EXERCISE:
All lines in the listing below that hold the string "icon" are to be tallied, with only the total reported.

MATERIAL SHOWN:
────

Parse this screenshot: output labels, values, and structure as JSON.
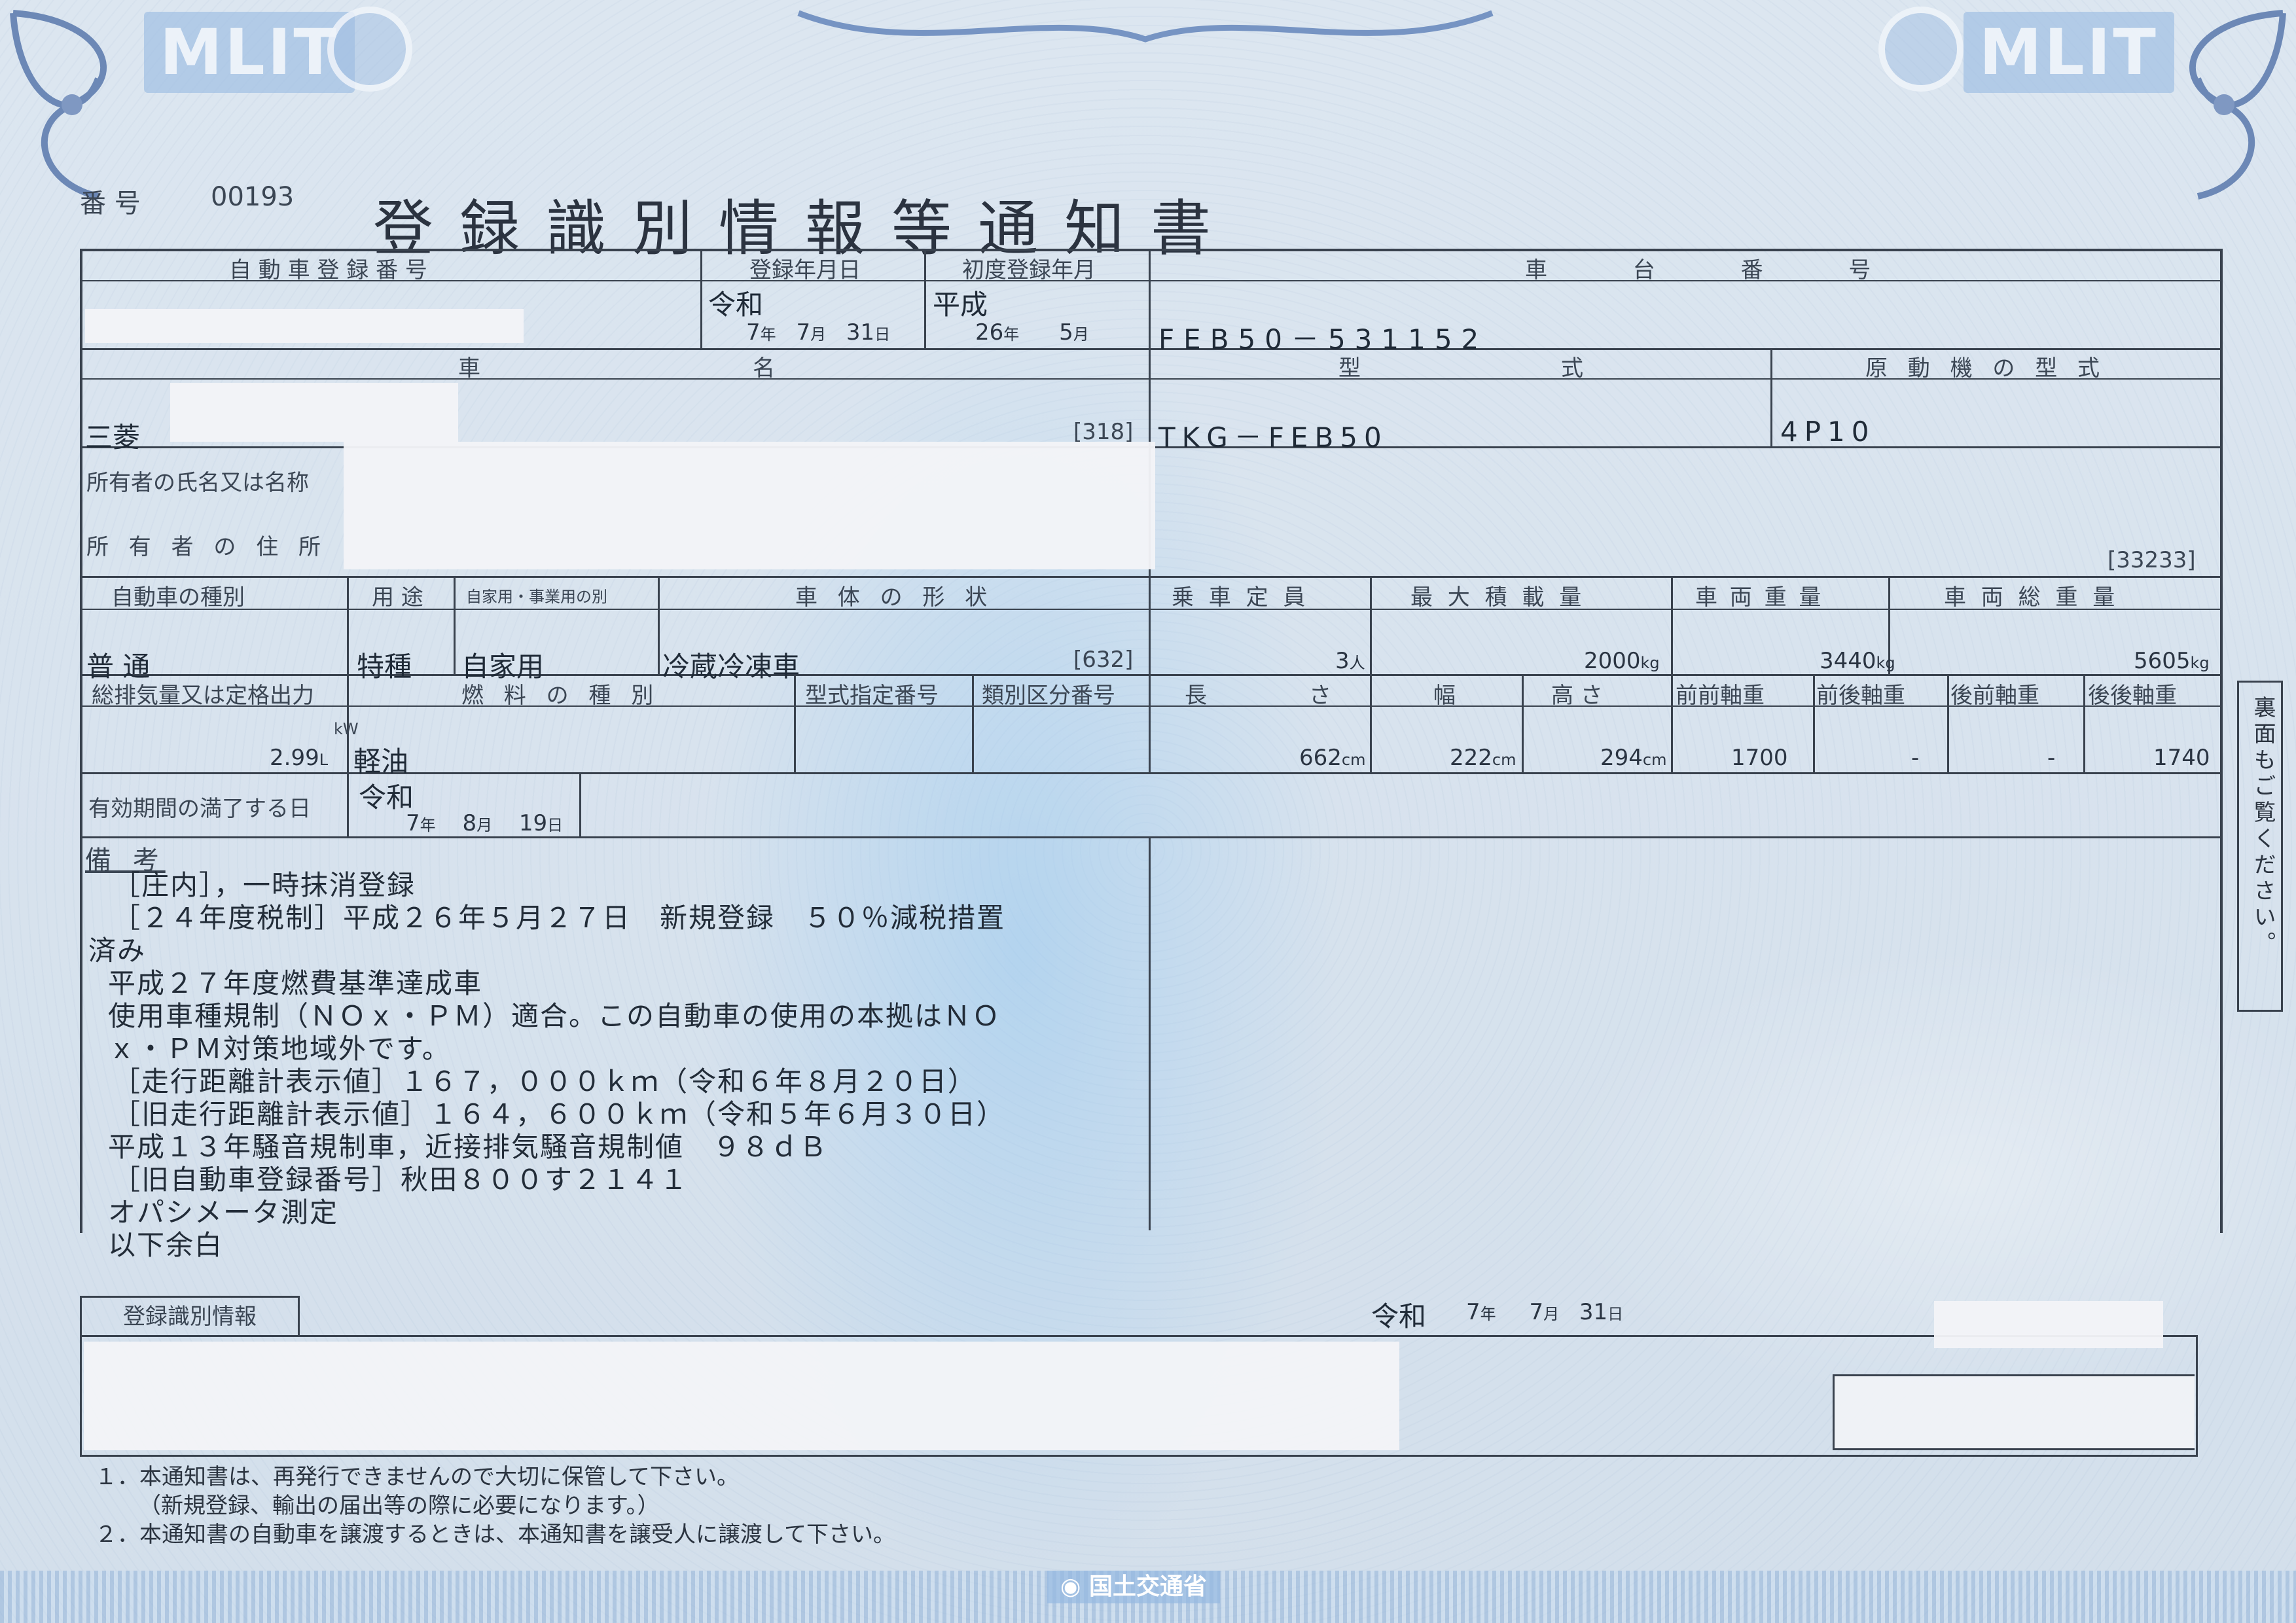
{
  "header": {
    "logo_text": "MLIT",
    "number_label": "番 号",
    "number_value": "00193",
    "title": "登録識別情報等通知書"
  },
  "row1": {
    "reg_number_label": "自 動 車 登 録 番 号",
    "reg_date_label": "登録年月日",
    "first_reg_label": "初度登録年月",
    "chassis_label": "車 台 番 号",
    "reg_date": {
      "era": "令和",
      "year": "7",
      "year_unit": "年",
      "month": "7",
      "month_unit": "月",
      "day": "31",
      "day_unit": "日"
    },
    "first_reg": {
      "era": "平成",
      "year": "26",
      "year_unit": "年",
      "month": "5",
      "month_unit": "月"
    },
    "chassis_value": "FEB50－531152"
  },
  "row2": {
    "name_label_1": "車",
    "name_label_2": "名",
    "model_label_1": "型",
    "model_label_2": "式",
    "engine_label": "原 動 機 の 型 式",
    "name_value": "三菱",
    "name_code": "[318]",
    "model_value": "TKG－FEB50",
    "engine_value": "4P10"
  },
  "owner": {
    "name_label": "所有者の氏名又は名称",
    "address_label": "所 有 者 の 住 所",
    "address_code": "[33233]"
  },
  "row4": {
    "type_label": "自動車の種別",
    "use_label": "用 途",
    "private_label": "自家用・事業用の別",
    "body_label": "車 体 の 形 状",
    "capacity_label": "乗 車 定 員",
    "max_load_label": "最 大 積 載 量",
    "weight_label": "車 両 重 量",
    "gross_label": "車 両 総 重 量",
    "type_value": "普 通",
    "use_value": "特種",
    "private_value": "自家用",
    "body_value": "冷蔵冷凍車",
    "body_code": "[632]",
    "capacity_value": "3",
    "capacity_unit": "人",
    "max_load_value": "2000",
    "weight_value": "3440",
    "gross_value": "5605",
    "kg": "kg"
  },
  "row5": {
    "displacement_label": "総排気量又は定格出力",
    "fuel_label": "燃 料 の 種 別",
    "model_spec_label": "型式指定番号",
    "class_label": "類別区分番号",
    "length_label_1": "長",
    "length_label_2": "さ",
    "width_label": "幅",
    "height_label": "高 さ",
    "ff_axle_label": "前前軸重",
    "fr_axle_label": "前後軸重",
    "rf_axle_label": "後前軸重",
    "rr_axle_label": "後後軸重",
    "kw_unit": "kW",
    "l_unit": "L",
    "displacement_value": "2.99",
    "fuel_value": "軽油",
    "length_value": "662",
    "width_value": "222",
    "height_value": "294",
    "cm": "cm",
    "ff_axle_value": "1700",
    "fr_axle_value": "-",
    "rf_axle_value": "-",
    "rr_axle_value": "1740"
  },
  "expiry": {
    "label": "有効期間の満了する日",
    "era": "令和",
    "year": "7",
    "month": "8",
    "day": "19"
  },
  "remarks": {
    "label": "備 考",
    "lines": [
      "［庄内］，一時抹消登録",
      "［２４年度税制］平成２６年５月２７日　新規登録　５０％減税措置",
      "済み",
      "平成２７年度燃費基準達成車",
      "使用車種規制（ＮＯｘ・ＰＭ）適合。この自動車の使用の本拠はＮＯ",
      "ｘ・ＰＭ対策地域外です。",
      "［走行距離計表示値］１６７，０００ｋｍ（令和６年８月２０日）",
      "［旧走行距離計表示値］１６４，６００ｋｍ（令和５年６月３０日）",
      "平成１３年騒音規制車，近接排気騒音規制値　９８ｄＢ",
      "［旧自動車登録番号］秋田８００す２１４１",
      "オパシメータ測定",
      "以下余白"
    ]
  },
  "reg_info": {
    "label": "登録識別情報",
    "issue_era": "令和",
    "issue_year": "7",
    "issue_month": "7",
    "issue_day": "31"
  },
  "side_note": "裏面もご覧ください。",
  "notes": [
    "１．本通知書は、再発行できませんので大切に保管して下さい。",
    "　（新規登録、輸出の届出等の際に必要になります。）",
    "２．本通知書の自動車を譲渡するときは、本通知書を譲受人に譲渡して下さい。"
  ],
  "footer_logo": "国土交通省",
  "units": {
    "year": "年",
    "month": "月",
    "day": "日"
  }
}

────

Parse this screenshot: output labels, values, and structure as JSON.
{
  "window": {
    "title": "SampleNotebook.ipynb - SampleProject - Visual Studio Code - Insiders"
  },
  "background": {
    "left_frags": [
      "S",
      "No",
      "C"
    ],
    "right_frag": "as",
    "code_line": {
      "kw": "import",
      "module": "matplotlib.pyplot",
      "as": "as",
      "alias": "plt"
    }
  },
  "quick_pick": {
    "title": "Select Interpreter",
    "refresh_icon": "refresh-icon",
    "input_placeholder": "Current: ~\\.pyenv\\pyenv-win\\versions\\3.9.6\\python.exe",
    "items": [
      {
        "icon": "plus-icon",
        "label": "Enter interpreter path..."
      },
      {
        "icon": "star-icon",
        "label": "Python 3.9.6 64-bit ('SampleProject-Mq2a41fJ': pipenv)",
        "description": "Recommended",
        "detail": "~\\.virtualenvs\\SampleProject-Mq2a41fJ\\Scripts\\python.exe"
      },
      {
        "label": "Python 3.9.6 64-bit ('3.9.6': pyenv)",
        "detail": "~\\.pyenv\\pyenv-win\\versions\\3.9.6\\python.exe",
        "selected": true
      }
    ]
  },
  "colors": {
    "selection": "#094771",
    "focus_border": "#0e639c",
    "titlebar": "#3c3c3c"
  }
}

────

EXERCISE RESPONSE:
3